Here in the Lowcountry, although water is seemingly abundant, smart irrigation is an important conservation practice that reduces the impact irrigation-related runoff has on waterways. Additionally, good irrigation helps lawns thrive and protects against plant disease. In the quest to have the best-looking yard on the block, the following irrigation tips will keep your lawn healthy and protect the water resources we love.
Have your soil tested
Visit your local Clemson Extension office and have your soil tested. A soil test will provide recommendations for lime or fertilizer that may be needed to create a thriving lawn that can withstand our tough summers. And, if you are only applying what your lawn needs, you will be reducing the amount of excess fertilizers picked up with runoff and carried downstream.
Adjust mower height
Using the right mower height for your grass promotes a denser root system, helping to out-compete weeds and making your lawn drought tolerant. Mowing height varies between grass species, ranging from 1 to 4 inches, so you’ll need to adjust your mower accordingly, making sure to only remove 1/3 of the grass height each time you mow. The Clemson Home and Garden Information Center factsheet, “Mowing Lawns,” offers specific information for your grass type: https://hgic.clemson.edu/factsheet/mowing-lawns/.
Know when to water
Overwatering lawns makes grass more susceptible to disease, encourages weed growth, and results in runoff into nearby storm drains. And, let’s not forget the impact of high water bills on our wallets. Use a rain gauge to monitor rainfall or take an evening stroll across the lawn and check to see if you leave “footprints,” a sign that lawns may need supplemental irrigation.
Water deeply, not often
Unless you are establishing a new lawn, don’t water daily. Water deeply but infrequently to promote a deep root zone that can better access soil moisture. In summer months, lawns need approximately 1inch of rainfall per week or you will need to irrigate. To irrigate, apply 0.5 inch of water twice a week for lawns in sandy soils; apply 1 inch of water once a week for lawns in clay-ey soils. If you can easily press the tip of a screwdriver several inches into the soil, you’ll know it is well-watered. Set your alarm early and plan to turn on your sprinkler before 10 a.m. in the morning to reduce the amount of water lost to evaporation.

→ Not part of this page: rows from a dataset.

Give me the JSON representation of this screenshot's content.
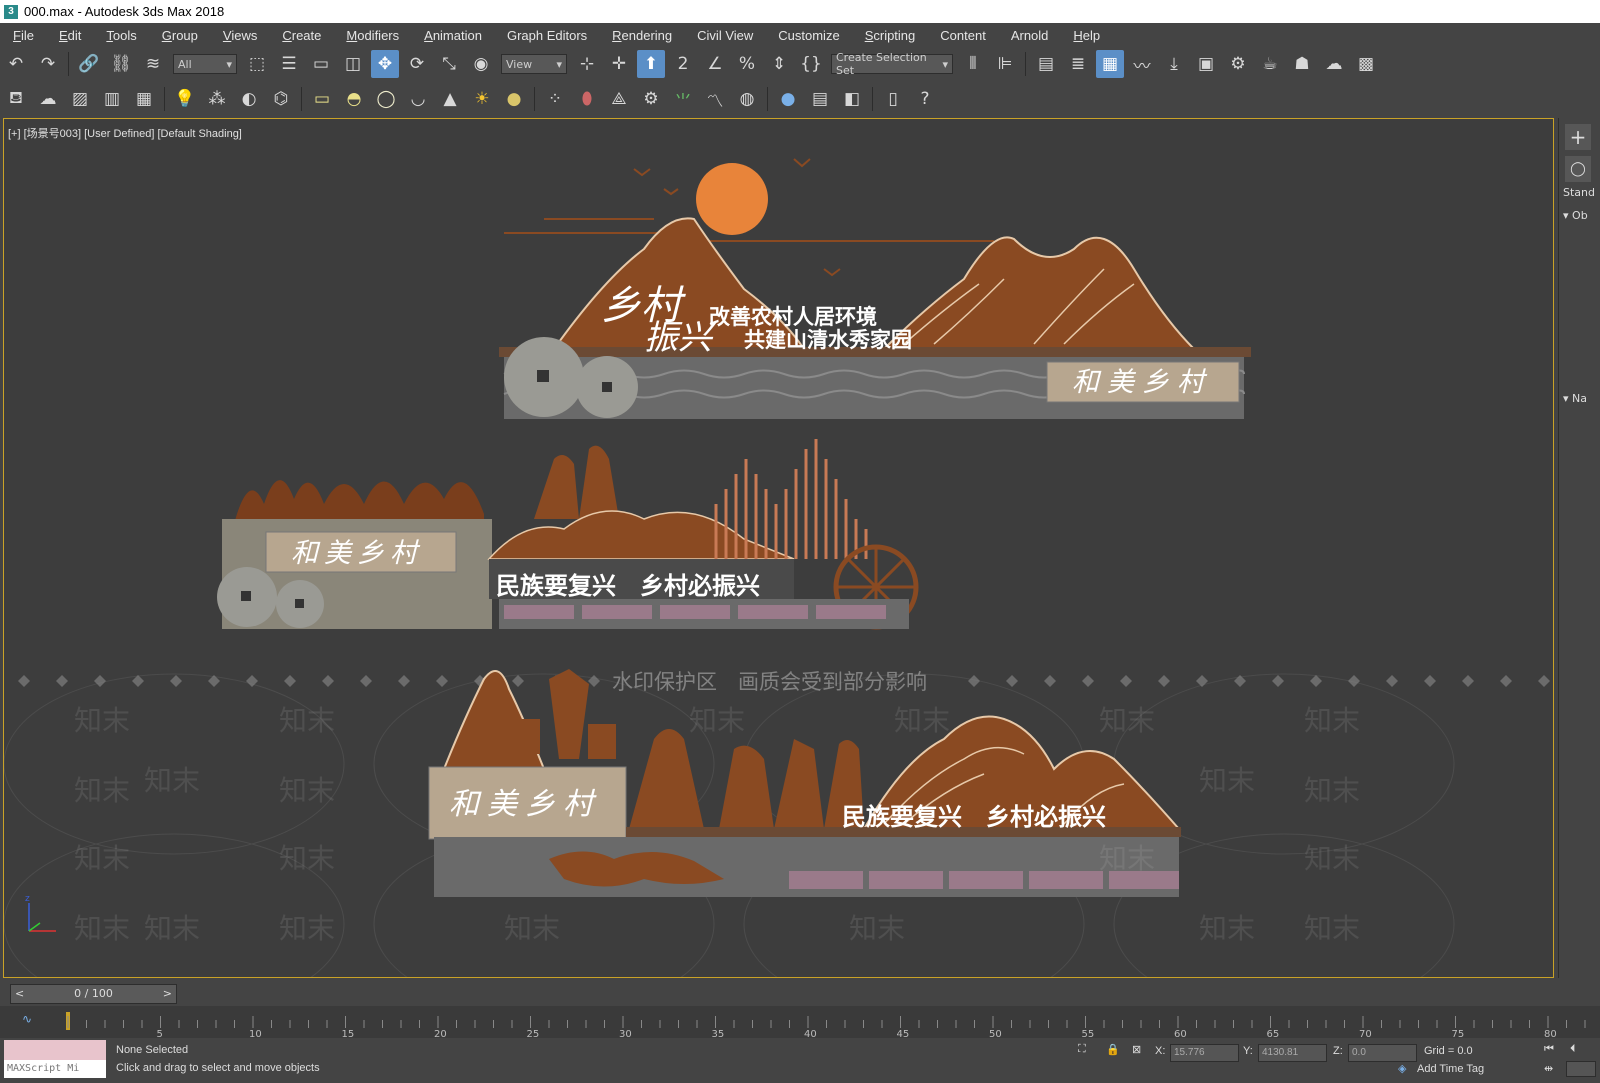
{
  "window": {
    "title": "000.max - Autodesk 3ds Max 2018"
  },
  "menu": [
    {
      "key": "F",
      "rest": "ile"
    },
    {
      "key": "E",
      "rest": "dit"
    },
    {
      "key": "T",
      "rest": "ools"
    },
    {
      "key": "G",
      "rest": "roup"
    },
    {
      "key": "V",
      "rest": "iews"
    },
    {
      "key": "C",
      "rest": "reate"
    },
    {
      "key": "M",
      "rest": "odifiers"
    },
    {
      "key": "A",
      "rest": "nimation"
    },
    {
      "key": "",
      "rest": "Graph Editors"
    },
    {
      "key": "R",
      "rest": "endering"
    },
    {
      "key": "",
      "rest": "Civil View"
    },
    {
      "key": "",
      "rest": "Customize"
    },
    {
      "key": "S",
      "rest": "cripting"
    },
    {
      "key": "",
      "rest": "Content"
    },
    {
      "key": "",
      "rest": "Arnold"
    },
    {
      "key": "H",
      "rest": "elp"
    }
  ],
  "toolbar": {
    "filter_dropdown": "All",
    "refcoord_dropdown": "View",
    "selection_set_dropdown": "Create Selection Set"
  },
  "viewport": {
    "label": "[+] [场景号003] [User Defined] [Default Shading]",
    "scene_texts": {
      "top_calligraphy_1": "乡村",
      "top_calligraphy_2": "振兴",
      "top_slogan_1": "改善农村人居环境",
      "top_slogan_2": "共建山清水秀家园",
      "top_sign": "和美乡村",
      "mid_sign": "和美乡村",
      "mid_slogan": "民族要复兴　乡村必振兴",
      "bottom_sign": "和美乡村",
      "bottom_slogan": "民族要复兴　乡村必振兴"
    },
    "watermark_banner": "水印保护区　画质会受到部分影响",
    "watermark_text": "知末"
  },
  "command_panel": {
    "label1": "Stand",
    "label2": "Ob",
    "label3": "Na"
  },
  "timeline": {
    "frame_display": "0 / 100",
    "ticks": [
      "5",
      "10",
      "15",
      "20",
      "25",
      "30",
      "35",
      "40",
      "45",
      "50",
      "55",
      "60",
      "65",
      "70",
      "75",
      "80"
    ]
  },
  "status": {
    "selection": "None Selected",
    "prompt": "Click and drag to select and move objects",
    "maxscript": "MAXScript Mi",
    "x_label": "X:",
    "x_value": "15.776",
    "y_label": "Y:",
    "y_value": "4130.81",
    "z_label": "Z:",
    "z_value": "0.0",
    "grid": "Grid = 0.0",
    "add_time_tag": "Add Time Tag"
  },
  "colors": {
    "viewport_border": "#c9a227",
    "active_tool": "#5b8fc7",
    "rust": "#8a4a22",
    "sun": "#e8843a"
  }
}
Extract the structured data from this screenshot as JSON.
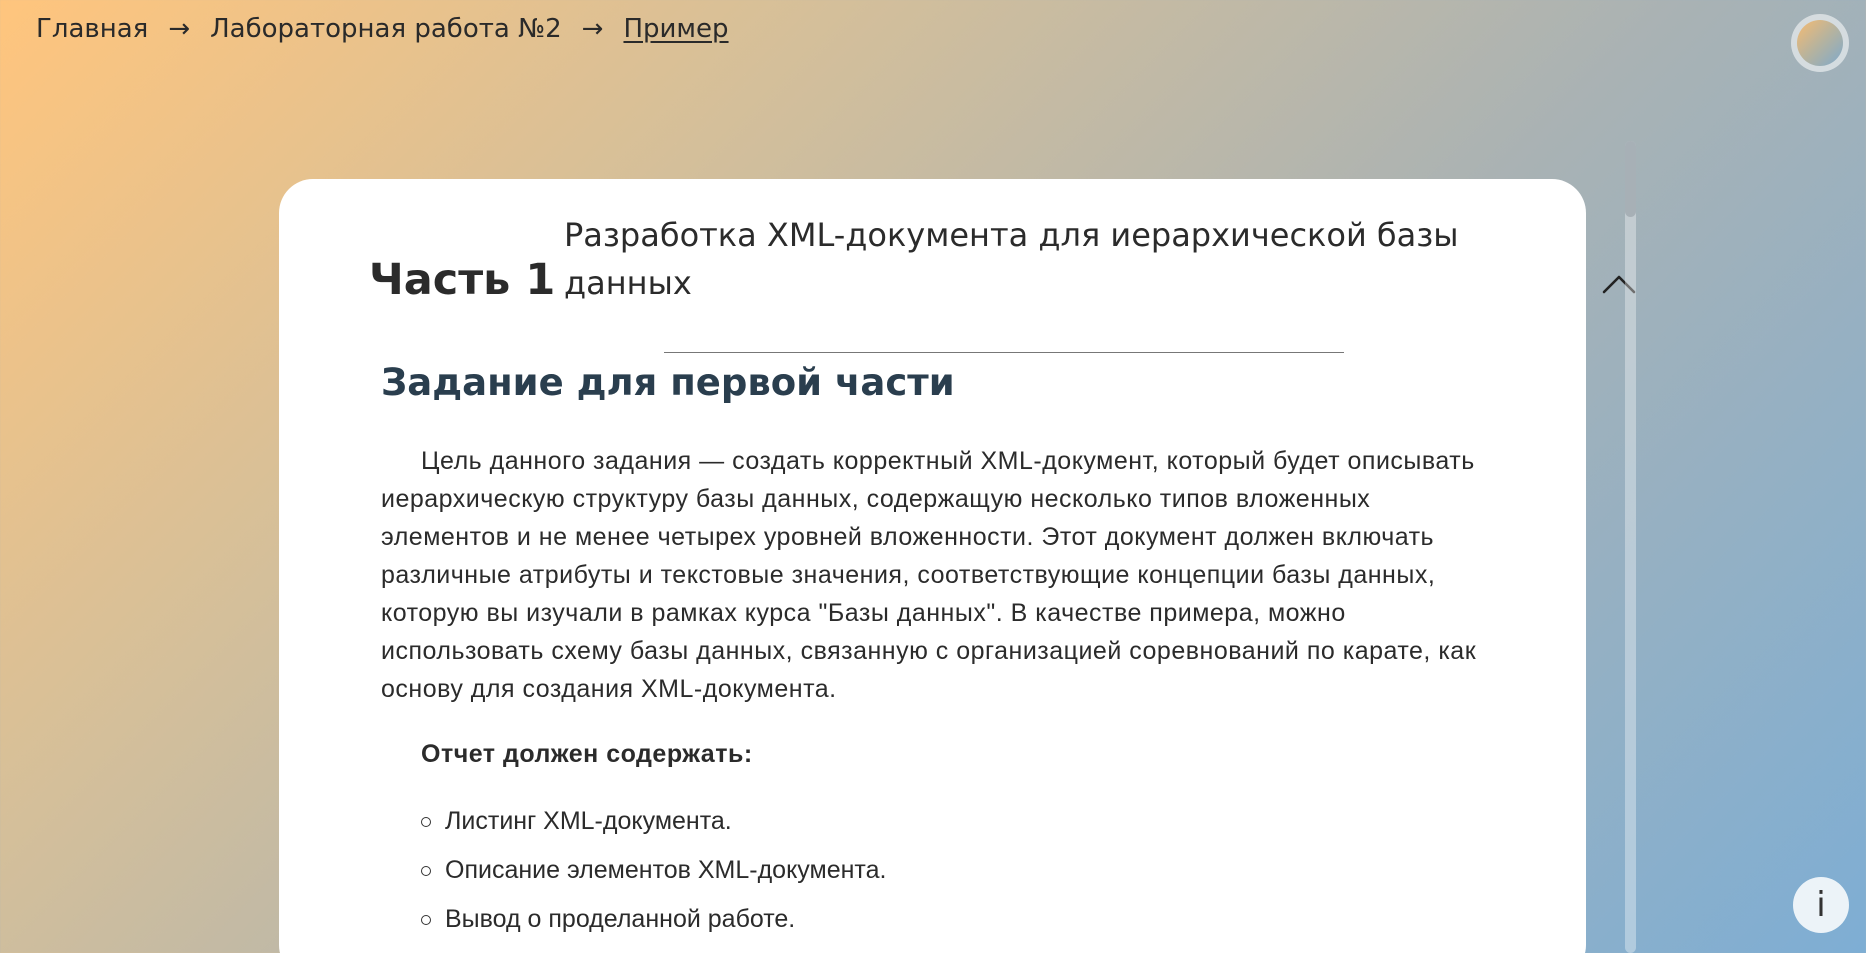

As water comes in contact with minerals in the soil, organic matter, and microbes, the amount of salt and nutrients present will vary. Too many or too few of any of these in your irrigation water can prove harmful to the lawn. If your irrigation system is tied into a pond or a well, have an irrigation water test performed. Bring a pint-size sample of your water to your local Extension office and ask for the “Special Test.” This test provides information on any water quality concerns and your Extension agents can provide next steps to help protect your lawn investment.
Calibrate your sprinkler
Calibrate your sprinklers to ensure you aren’t over, or under, watering your lawn. Place empty food cans at random locations around your sprinkler heads in your yard. Calculate the average water collected (in inches) after running your sprinkler for 15 minutes. Multiply that number by four to find out how many inches of water are being applied per hour via your irrigation system.
If establishing a new landscape, consider more drought-tolerant options.
Zoysiagrass and bermudagrass are the most drought-tolerant turf grasses for our coastal communities. Alternatively, abandon turf grass all together and create a flowering meadow, perennial shade garden, or backyard greenscape with native plants that are well-adapted to our soils and climate. Once established, these landscapes have lower irrigation and fertility needs.
Visit the Home and Garden Information Center at https://hgic.clemson.edu or call your local county Extension office for more information on these and other practices.
Guinn Wallover is a Natural Resources Extension agent for the Clemson Extension Service.
Rain barrels now available
Rain barrels are a smart irrigation practice: Collect rainwater flowing off of your roof in rain barrels. The Ashley Cooper Stormwater Education Consortium’s annual rain barrel event is going on now. Learn more and purchase a 50-gallon rain barrel for a reduced price at https://www.rainwatersolutions.com/products/acsec-ivy